= The task =
Keyword search on "知床は連日糾弾": report each line of the records that contains it.

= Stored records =
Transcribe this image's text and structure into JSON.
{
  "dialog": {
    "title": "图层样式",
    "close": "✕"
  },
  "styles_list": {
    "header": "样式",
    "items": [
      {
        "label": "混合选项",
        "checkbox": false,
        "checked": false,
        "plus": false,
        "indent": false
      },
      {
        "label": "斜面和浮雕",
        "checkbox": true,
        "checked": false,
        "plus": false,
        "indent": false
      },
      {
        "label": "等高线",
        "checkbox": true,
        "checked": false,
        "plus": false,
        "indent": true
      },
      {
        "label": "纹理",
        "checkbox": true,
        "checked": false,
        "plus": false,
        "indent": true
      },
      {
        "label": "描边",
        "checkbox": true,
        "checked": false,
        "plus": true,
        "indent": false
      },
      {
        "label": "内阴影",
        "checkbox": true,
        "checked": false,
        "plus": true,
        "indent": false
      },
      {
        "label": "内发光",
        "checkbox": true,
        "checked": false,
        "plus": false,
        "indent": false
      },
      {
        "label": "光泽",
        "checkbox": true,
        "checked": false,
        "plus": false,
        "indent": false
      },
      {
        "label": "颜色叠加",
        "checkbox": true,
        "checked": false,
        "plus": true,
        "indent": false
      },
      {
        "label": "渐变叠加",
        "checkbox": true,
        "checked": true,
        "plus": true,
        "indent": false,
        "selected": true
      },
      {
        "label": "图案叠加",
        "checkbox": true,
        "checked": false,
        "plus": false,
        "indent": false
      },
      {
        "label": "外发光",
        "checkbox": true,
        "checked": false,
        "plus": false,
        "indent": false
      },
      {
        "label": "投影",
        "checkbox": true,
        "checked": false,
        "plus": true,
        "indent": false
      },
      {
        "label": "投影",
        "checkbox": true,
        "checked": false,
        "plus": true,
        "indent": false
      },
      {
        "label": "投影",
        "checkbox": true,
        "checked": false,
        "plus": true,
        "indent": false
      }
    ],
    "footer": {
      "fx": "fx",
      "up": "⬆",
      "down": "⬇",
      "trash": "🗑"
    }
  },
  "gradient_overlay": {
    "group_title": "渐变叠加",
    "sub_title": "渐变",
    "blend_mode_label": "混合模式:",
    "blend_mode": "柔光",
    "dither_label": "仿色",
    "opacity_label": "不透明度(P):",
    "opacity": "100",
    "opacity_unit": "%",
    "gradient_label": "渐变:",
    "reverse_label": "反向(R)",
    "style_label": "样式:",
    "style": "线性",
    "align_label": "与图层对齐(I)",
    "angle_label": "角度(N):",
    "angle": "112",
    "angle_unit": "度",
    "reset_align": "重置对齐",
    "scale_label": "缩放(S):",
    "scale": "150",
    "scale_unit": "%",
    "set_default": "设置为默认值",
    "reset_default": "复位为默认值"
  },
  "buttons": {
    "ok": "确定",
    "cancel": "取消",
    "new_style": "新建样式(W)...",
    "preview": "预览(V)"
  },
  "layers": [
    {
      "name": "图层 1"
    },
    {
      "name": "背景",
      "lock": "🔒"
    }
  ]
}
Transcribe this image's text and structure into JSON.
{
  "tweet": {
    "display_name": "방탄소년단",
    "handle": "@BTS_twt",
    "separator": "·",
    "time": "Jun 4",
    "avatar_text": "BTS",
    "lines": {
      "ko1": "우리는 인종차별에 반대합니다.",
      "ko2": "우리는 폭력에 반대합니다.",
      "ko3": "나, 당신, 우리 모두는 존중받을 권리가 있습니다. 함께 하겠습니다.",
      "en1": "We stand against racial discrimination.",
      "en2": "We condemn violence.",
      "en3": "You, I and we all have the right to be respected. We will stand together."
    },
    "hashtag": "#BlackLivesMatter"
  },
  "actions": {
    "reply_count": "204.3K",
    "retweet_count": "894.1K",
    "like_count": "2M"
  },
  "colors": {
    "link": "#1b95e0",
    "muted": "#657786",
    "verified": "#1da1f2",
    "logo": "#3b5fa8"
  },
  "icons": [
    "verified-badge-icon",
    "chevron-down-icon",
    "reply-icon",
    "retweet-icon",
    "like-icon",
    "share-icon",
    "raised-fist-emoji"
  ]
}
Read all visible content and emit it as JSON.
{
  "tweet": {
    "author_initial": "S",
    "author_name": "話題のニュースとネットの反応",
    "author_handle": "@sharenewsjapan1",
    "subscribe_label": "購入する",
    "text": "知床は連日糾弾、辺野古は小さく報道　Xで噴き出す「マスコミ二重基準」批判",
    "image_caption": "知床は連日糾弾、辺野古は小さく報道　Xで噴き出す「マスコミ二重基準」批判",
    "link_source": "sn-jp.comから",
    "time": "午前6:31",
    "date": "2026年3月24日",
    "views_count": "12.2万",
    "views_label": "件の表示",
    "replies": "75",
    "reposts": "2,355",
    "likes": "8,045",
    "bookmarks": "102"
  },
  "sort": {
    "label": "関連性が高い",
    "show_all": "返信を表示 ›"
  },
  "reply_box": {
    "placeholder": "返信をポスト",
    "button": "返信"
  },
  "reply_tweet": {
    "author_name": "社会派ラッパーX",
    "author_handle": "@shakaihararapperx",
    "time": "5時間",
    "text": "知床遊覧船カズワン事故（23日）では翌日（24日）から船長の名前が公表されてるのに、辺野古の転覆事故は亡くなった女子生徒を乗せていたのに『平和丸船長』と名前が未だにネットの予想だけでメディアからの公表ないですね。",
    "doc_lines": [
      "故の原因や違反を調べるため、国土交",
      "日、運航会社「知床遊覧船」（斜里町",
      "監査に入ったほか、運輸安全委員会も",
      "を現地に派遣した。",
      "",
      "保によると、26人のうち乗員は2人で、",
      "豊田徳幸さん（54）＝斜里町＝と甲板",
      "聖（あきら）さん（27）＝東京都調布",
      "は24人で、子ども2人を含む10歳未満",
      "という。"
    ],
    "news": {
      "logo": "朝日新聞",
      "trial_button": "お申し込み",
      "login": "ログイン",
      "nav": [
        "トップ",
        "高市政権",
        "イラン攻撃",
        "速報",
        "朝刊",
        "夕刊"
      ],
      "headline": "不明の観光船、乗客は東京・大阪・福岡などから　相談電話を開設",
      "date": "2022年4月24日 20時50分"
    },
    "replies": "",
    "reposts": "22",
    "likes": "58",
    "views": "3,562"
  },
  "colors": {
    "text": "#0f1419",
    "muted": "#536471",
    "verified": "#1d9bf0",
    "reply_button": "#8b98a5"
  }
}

= Task result =
    "text": "知床は連日糾弾、辺野古は小さく報道　Xで噴き出す「マスコミ二重基準」批判",
    "image_caption": "知床は連日糾弾、辺野古は小さく報道　Xで噴き出す「マスコミ二重基準」批判",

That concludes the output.